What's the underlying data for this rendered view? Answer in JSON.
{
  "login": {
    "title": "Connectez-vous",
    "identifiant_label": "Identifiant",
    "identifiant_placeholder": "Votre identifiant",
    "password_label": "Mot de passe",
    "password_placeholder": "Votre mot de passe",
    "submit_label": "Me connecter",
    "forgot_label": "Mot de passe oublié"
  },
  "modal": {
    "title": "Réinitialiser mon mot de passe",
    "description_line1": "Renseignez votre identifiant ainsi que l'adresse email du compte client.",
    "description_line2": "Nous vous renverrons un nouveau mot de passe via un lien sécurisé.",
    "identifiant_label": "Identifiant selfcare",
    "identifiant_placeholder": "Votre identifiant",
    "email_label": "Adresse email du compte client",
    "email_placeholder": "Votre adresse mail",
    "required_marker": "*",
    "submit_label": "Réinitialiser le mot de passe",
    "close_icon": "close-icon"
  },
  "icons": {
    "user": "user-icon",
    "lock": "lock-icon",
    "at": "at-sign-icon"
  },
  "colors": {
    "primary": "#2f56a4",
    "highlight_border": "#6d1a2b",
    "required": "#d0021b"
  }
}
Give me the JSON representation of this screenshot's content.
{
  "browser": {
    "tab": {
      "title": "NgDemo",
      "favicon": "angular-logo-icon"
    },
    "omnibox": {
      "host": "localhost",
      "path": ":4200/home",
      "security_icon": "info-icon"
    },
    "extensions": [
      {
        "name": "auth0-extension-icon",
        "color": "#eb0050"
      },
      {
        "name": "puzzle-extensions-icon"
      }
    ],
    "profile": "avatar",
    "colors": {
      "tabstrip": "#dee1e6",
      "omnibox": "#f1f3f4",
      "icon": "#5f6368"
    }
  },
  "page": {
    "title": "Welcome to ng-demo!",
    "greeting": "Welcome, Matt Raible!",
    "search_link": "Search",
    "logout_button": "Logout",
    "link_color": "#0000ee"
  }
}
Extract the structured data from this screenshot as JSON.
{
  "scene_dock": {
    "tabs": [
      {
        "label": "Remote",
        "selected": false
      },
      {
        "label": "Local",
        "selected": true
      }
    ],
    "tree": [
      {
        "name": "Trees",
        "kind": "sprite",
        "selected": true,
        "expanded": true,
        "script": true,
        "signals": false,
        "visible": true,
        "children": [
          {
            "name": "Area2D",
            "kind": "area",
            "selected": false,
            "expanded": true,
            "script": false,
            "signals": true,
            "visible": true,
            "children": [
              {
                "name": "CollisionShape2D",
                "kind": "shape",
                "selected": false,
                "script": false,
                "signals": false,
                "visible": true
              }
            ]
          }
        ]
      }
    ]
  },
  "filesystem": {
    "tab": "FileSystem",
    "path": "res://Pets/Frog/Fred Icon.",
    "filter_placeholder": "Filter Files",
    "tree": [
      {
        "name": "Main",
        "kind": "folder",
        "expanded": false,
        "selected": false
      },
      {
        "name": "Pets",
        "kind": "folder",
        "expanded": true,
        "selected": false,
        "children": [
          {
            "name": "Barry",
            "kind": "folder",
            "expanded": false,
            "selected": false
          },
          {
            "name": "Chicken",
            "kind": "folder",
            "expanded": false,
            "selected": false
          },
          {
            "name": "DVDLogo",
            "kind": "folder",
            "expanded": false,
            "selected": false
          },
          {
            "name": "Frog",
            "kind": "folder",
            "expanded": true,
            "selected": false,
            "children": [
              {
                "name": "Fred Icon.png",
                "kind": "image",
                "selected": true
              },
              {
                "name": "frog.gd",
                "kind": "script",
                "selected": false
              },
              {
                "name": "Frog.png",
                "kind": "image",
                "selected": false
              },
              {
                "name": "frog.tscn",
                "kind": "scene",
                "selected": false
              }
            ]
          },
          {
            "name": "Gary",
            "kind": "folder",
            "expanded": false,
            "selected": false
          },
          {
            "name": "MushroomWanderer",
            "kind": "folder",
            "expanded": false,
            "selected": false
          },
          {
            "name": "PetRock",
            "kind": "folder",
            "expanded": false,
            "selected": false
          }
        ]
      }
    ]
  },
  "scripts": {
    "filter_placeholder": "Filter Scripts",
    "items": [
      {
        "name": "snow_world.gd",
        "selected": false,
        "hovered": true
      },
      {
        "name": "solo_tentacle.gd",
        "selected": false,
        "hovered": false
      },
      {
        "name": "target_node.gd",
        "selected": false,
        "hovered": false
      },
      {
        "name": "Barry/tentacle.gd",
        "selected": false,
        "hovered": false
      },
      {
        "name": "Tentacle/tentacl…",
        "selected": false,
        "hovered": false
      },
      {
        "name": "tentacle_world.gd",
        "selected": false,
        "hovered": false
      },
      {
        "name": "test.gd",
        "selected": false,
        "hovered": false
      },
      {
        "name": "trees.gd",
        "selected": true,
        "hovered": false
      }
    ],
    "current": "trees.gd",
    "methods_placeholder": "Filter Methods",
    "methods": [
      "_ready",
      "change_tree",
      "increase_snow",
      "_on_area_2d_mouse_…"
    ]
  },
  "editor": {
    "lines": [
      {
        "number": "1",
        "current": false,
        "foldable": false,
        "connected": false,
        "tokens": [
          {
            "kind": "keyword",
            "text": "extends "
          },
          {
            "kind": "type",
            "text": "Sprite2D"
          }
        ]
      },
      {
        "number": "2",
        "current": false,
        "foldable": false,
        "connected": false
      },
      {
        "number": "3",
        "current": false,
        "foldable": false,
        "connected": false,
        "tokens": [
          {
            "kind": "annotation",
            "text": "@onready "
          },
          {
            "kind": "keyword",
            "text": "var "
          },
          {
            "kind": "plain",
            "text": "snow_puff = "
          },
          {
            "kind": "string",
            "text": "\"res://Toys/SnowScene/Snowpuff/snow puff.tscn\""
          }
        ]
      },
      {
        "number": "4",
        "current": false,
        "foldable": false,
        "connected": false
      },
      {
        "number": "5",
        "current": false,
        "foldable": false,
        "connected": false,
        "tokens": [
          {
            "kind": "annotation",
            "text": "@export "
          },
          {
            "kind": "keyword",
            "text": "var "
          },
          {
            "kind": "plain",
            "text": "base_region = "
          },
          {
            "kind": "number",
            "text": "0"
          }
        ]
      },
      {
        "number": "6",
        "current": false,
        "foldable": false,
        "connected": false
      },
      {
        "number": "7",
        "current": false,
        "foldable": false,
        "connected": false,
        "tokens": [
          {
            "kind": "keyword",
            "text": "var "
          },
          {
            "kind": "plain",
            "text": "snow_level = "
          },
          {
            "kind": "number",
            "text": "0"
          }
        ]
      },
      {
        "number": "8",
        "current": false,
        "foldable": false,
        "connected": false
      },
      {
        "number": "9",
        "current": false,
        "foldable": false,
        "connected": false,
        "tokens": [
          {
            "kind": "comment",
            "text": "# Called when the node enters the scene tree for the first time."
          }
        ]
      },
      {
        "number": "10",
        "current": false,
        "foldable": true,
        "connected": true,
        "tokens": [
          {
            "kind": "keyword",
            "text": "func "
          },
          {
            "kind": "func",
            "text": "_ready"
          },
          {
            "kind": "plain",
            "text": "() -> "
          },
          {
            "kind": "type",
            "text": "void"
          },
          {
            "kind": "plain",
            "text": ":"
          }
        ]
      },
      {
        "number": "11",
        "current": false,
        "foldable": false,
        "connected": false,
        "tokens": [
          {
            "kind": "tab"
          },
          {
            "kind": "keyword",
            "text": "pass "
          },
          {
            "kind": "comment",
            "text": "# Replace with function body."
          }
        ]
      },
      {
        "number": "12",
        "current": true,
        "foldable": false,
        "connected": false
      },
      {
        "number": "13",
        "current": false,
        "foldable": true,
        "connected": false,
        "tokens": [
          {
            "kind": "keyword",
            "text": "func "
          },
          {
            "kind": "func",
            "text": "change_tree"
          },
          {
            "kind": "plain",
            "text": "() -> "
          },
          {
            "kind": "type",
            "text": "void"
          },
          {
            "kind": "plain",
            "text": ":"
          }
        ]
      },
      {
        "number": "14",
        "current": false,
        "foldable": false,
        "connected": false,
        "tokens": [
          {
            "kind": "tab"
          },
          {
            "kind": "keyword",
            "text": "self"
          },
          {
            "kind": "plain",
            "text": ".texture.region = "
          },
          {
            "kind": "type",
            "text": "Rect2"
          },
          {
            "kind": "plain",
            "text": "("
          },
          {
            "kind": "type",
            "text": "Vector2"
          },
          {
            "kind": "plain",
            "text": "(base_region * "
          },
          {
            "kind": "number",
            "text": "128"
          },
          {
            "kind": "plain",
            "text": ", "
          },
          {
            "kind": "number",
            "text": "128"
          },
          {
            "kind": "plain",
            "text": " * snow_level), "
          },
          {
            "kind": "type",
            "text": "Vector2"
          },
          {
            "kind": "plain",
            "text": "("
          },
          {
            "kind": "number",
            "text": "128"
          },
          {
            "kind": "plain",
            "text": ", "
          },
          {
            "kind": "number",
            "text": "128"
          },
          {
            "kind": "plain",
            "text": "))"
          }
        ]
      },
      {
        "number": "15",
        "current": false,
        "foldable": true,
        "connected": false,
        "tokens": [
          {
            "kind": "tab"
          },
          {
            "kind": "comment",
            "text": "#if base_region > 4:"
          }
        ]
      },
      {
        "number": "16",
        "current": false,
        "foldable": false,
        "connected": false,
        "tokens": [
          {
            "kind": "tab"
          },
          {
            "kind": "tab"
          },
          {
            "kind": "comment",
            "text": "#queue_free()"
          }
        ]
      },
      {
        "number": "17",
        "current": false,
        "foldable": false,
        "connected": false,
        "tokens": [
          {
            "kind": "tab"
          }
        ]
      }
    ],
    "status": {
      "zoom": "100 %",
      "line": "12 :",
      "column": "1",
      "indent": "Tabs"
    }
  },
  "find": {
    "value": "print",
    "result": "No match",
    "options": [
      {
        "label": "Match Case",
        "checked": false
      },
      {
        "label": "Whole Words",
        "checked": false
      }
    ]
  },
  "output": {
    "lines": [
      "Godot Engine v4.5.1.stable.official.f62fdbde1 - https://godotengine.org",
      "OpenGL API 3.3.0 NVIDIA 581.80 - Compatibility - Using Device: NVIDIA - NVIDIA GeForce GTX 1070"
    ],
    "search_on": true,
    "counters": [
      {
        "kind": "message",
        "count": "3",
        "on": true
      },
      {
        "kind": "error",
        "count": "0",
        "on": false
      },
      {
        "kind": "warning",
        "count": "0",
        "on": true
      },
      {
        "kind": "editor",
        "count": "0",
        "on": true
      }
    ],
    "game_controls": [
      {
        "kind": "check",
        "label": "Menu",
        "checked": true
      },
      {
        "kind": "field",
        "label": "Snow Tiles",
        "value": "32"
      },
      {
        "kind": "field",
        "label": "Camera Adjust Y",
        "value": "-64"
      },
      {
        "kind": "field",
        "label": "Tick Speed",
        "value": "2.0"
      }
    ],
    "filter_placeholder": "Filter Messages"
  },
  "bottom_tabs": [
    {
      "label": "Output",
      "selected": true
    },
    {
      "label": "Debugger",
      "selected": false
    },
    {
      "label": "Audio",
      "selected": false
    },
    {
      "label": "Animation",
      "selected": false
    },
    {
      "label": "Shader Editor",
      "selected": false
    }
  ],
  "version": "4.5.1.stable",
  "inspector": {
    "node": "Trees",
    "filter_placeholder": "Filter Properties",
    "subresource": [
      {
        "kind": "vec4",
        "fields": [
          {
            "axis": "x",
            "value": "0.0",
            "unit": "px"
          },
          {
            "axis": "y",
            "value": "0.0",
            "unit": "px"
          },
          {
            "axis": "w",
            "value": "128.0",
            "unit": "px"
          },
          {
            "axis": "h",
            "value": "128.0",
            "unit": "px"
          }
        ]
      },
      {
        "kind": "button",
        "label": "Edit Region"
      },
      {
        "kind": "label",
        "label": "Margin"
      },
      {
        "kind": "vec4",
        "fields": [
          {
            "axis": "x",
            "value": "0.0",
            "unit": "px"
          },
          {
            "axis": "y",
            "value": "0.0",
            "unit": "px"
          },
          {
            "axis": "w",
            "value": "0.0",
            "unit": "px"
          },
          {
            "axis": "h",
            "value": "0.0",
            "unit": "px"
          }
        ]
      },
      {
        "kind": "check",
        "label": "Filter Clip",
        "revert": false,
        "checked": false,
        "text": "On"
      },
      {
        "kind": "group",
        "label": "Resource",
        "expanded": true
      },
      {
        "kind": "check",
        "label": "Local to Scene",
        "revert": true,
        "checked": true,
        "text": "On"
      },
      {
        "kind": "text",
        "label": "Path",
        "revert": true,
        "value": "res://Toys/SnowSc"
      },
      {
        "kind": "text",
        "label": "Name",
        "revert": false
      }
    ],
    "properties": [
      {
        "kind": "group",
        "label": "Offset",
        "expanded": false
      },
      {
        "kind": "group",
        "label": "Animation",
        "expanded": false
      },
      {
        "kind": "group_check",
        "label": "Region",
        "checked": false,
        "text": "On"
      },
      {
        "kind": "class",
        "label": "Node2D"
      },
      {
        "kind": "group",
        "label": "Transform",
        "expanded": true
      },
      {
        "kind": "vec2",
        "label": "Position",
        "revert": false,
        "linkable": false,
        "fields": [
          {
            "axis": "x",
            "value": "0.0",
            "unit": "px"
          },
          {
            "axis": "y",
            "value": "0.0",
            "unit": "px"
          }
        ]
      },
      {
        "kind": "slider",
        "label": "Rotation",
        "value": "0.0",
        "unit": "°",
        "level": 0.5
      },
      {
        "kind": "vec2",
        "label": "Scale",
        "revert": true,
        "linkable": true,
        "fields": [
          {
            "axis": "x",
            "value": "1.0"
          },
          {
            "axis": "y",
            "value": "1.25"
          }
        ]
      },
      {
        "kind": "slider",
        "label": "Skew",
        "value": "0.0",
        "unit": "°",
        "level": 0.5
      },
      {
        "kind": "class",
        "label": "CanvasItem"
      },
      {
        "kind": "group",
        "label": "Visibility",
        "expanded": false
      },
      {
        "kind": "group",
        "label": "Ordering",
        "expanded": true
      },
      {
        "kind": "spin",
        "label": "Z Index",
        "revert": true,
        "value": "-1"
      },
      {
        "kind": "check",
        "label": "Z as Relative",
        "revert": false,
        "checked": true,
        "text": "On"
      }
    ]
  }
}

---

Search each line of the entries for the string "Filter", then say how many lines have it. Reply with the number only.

-- Solution to the exercise --
6